Recently released data from the fifth round of the National Family Health Survey (NFHS-5) reveals that India’s total fertility rate (TSF) has declined to 2.0 from 2.2 in the previous round. The TFR is the number of children born to a heterosexual couple during their reproductive life. Given that 2.1 is the figure at which the population is held steady, given the likelihood of some child deaths, the latest figure suggests that the specter of population explosion need not haunt India any longer. . However, five states still have a high TFR: Bihar (2.98); Meghalaya (2.91); Uttar Pradesh (2.35); Jharkhand (2.26) and Manipur (2.17). They too must achieve a FRR of 2.1 or less.
The nomenclature of population size limitation programs has changed over the years, from population control to population stabilization and from family planning to family welfare. These changes denote the realization that “development is the best contraceptive.” Population stabilization signals a non-coercive approach to population control, while family welfare indicates that the goal is to improve the health, well-being, and social stability of small, well-planned families. .
Economic growth and equitable social development encourage the adoption of a reduced family norm. In particular, women’s education and employment in the labor force have a profound impact on couples who choose to have a small number of children. This has been confirmed worldwide and is now also validated in India. The benefits of economic growth must not only be reflected in aggregate national indicators, but must also be well distributed among all sections of the population.
Along with economic growth, improved health and social services also reduce TFR. Poor families wish to have more children who will become laborers to bolster the family income, so that they can survive at a subsistence level. As the country’s economic growth increases opportunities for gainful employment, couples emerging from poverty will limit the number of children to preserve earnings. When greater access to better health care and good nutrition improves child survival, there is no obligation to produce many children to compensate for possible child deaths and to seek security for support in old age.
Access to reproductive services is important. These include not only sterilization procedures, which have been aggressively implemented by past family planning campaigns, but also modern methods of contraception that can be used to space births. It is essential that women have easy access to these methods and autonomy to decide on their use.
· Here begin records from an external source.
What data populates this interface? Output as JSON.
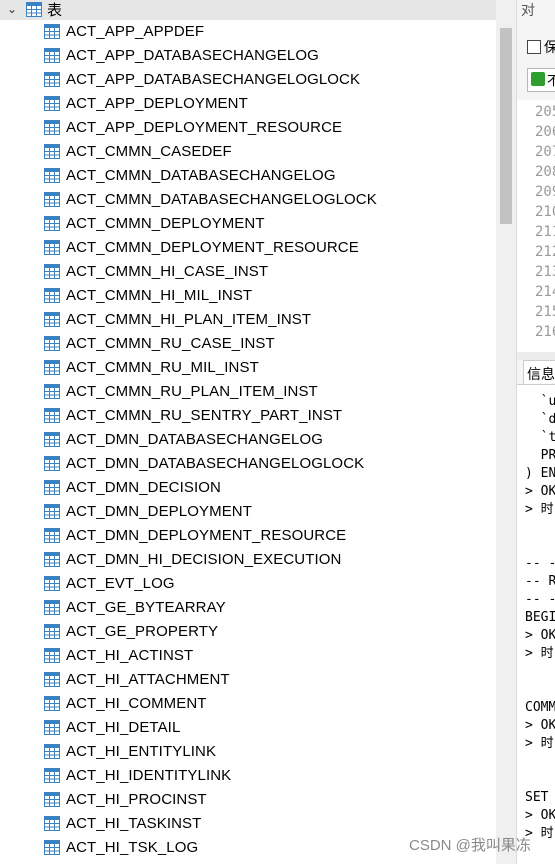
{
  "tree": {
    "header_label": "表",
    "tables": [
      "ACT_APP_APPDEF",
      "ACT_APP_DATABASECHANGELOG",
      "ACT_APP_DATABASECHANGELOGLOCK",
      "ACT_APP_DEPLOYMENT",
      "ACT_APP_DEPLOYMENT_RESOURCE",
      "ACT_CMMN_CASEDEF",
      "ACT_CMMN_DATABASECHANGELOG",
      "ACT_CMMN_DATABASECHANGELOGLOCK",
      "ACT_CMMN_DEPLOYMENT",
      "ACT_CMMN_DEPLOYMENT_RESOURCE",
      "ACT_CMMN_HI_CASE_INST",
      "ACT_CMMN_HI_MIL_INST",
      "ACT_CMMN_HI_PLAN_ITEM_INST",
      "ACT_CMMN_RU_CASE_INST",
      "ACT_CMMN_RU_MIL_INST",
      "ACT_CMMN_RU_PLAN_ITEM_INST",
      "ACT_CMMN_RU_SENTRY_PART_INST",
      "ACT_DMN_DATABASECHANGELOG",
      "ACT_DMN_DATABASECHANGELOGLOCK",
      "ACT_DMN_DECISION",
      "ACT_DMN_DEPLOYMENT",
      "ACT_DMN_DEPLOYMENT_RESOURCE",
      "ACT_DMN_HI_DECISION_EXECUTION",
      "ACT_EVT_LOG",
      "ACT_GE_BYTEARRAY",
      "ACT_GE_PROPERTY",
      "ACT_HI_ACTINST",
      "ACT_HI_ATTACHMENT",
      "ACT_HI_COMMENT",
      "ACT_HI_DETAIL",
      "ACT_HI_ENTITYLINK",
      "ACT_HI_IDENTITYLINK",
      "ACT_HI_PROCINST",
      "ACT_HI_TASKINST",
      "ACT_HI_TSK_LOG"
    ]
  },
  "right_pane": {
    "tab_label": "对",
    "save_label": "保",
    "run_glyph": "不",
    "line_numbers": [
      "205",
      "206",
      "207",
      "208",
      "209",
      "210",
      "211",
      "212",
      "213",
      "214",
      "215",
      "216"
    ],
    "info_tab_label": "信息",
    "console_lines": [
      "  `u",
      "  `d",
      "  `t",
      "  PR",
      ") EN",
      "> OK",
      "> 时",
      "",
      "",
      "-- -",
      "-- R",
      "-- -",
      "BEGI",
      "> OK",
      "> 时",
      "",
      "",
      "COMM",
      "> OK",
      "> 时",
      "",
      "",
      "SET ",
      "> OK",
      "> 时"
    ]
  },
  "watermark": "CSDN @我叫果冻",
  "colors": {
    "header_bg": "#e6e6e6",
    "icon_blue": "#3b82c4",
    "scroll_thumb": "#c2c2c2"
  }
}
Female sterilization still remains the most frequently used method of contraception, indicating that men continue to place the responsibility for surgical sterilization on their female partners.
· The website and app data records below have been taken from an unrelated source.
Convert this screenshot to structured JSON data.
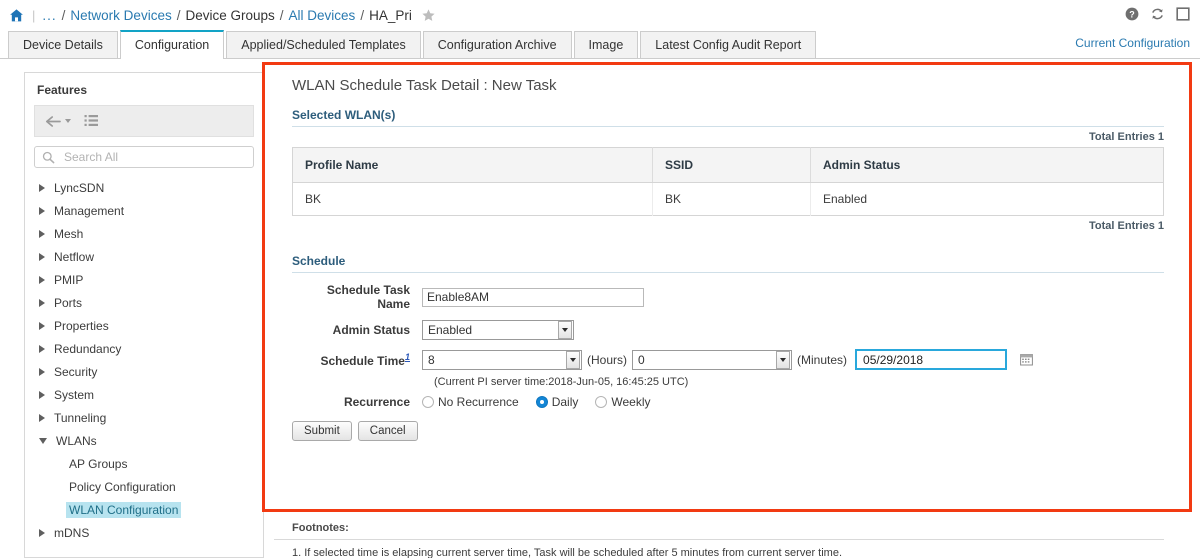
{
  "breadcrumb": {
    "home_icon": "home-icon",
    "dots": "...",
    "items": [
      {
        "label": "Network Devices",
        "link": true
      },
      {
        "label": "Device Groups",
        "link": false
      },
      {
        "label": "All Devices",
        "link": true
      },
      {
        "label": "HA_Pri",
        "link": false
      }
    ],
    "separator": "/",
    "star_icon": "star-icon"
  },
  "header_icons": [
    {
      "name": "help-icon",
      "glyph": "?"
    },
    {
      "name": "refresh-icon",
      "glyph": "refresh"
    },
    {
      "name": "panel-icon",
      "glyph": "square"
    }
  ],
  "tabs": [
    {
      "label": "Device Details",
      "active": false
    },
    {
      "label": "Configuration",
      "active": true
    },
    {
      "label": "Applied/Scheduled Templates",
      "active": false
    },
    {
      "label": "Configuration Archive",
      "active": false
    },
    {
      "label": "Image",
      "active": false
    },
    {
      "label": "Latest Config Audit Report",
      "active": false
    }
  ],
  "current_configuration_link": "Current Configuration",
  "sidebar": {
    "title": "Features",
    "toolbar": {
      "back_icon": "back-arrow-icon",
      "dropdown_icon": "chevron-down-icon",
      "list_icon": "list-view-icon"
    },
    "search": {
      "placeholder": "Search All",
      "value": "",
      "icon": "search-icon"
    },
    "tree": [
      {
        "label": "LyncSDN",
        "state": "collapsed",
        "child": false,
        "selected": false
      },
      {
        "label": "Management",
        "state": "collapsed",
        "child": false,
        "selected": false
      },
      {
        "label": "Mesh",
        "state": "collapsed",
        "child": false,
        "selected": false
      },
      {
        "label": "Netflow",
        "state": "collapsed",
        "child": false,
        "selected": false
      },
      {
        "label": "PMIP",
        "state": "collapsed",
        "child": false,
        "selected": false
      },
      {
        "label": "Ports",
        "state": "collapsed",
        "child": false,
        "selected": false
      },
      {
        "label": "Properties",
        "state": "collapsed",
        "child": false,
        "selected": false
      },
      {
        "label": "Redundancy",
        "state": "collapsed",
        "child": false,
        "selected": false
      },
      {
        "label": "Security",
        "state": "collapsed",
        "child": false,
        "selected": false
      },
      {
        "label": "System",
        "state": "collapsed",
        "child": false,
        "selected": false
      },
      {
        "label": "Tunneling",
        "state": "collapsed",
        "child": false,
        "selected": false
      },
      {
        "label": "WLANs",
        "state": "expanded",
        "child": false,
        "selected": false
      },
      {
        "label": "AP Groups",
        "state": "none",
        "child": true,
        "selected": false
      },
      {
        "label": "Policy Configuration",
        "state": "none",
        "child": true,
        "selected": false
      },
      {
        "label": "WLAN Configuration",
        "state": "none",
        "child": true,
        "selected": true
      },
      {
        "label": "mDNS",
        "state": "collapsed",
        "child": false,
        "selected": false
      }
    ]
  },
  "detail": {
    "title": "WLAN Schedule Task Detail :  New Task",
    "selected_wlans_heading": "Selected WLAN(s)",
    "total_entries_top": "Total Entries 1",
    "total_entries_bottom": "Total Entries 1",
    "table": {
      "columns": [
        "Profile Name",
        "SSID",
        "Admin Status"
      ],
      "rows": [
        [
          "BK",
          "BK",
          "Enabled"
        ]
      ]
    },
    "schedule_heading": "Schedule",
    "fields": {
      "task_name_label": "Schedule Task Name",
      "task_name_value": "Enable8AM",
      "admin_status_label": "Admin Status",
      "admin_status_value": "Enabled",
      "schedule_time_label": "Schedule Time",
      "schedule_time_footnote_marker": "1",
      "hours_value": "8",
      "hours_unit": "(Hours)",
      "minutes_value": "0",
      "minutes_unit": "(Minutes)",
      "date_value": "05/29/2018",
      "calendar_icon": "calendar-icon",
      "server_time_note": "(Current PI server time:2018-Jun-05, 16:45:25 UTC)",
      "recurrence_label": "Recurrence",
      "recurrence_options": [
        {
          "label": "No Recurrence",
          "checked": false
        },
        {
          "label": "Daily",
          "checked": true
        },
        {
          "label": "Weekly",
          "checked": false
        }
      ]
    },
    "buttons": {
      "submit": "Submit",
      "cancel": "Cancel"
    }
  },
  "footnotes": {
    "title": "Footnotes:",
    "text": "1. If selected time is elapsing current server time, Task will be scheduled after 5 minutes from current server time."
  },
  "colors": {
    "accent_blue": "#2a7ab0",
    "active_tab_border": "#12a3c6",
    "highlight_red": "#f23a12",
    "selection_teal": "#b7e3ef",
    "focus_blue": "#29a8dc",
    "radio_blue": "#1386d6"
  }
}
While 99% of married men and women aged 15-49 knew at least one contraceptive method, use of modern contraceptive methods for family planning was reported by only 56.4%. There was a socioeconomic gradient in access to family planning methods. NFHS-5 shows that “unmet need for family planning methods” was reported by 11.4% in the lowest wealth quintile versus 8.6% in the highest wealth quintile.
Modern contraceptive methods were used by 58.7% of women in the highest wealth quintile and 50.7% in the lowest quintile. Use of these methods was 66.3% among employed women, compared to 53.4% among unemployed women. Women’s level of education is important, not only for obtaining a job, but also for awareness, autonomy and the ability to negotiate choices with a partner.
While a young population provides a demographic dividend for economic growth, healthy and well-nourished children are also essential. Loving parental attention and intellectually nurturing stimulation are essential for early childhood development. Birth spacing and a small family norm allow this. This makes knowledge of and access to family planning methods essential. Even if the objective of population stabilization is achieved, it is imperative that we invest in promoting the health and well-being of all our citizens, throughout their lives. Declining fertility frees up funds to invest in the development of our human resources.
Population stabilization is also necessary to protect the environment. A rapidly growing world population will rapidly consume the planet’s resources, increasing water and food insecurity. This will lead to more energy use, more deforestation, and even worse pollution than is currently plaguing the planet. It will also deplete biodiversity and endanger other life forms with which we share an interdependent existence. Even if science and technology have enabled humanity to escape the Malthusian trap, crossing planetary boundaries will be at our peril.
In his recent book The Journey of Humanity, economist Oded Galor argues that climate policy should not be limited to reducing carbon, but should also involve “pushing for gender equality, access to education and the availability of contraceptives, to advance the decline in fertility”. India would do well to heed this advice.
Cardiologist, Epidemiologist and Chairman, Public Health Foundation of India (PHFI)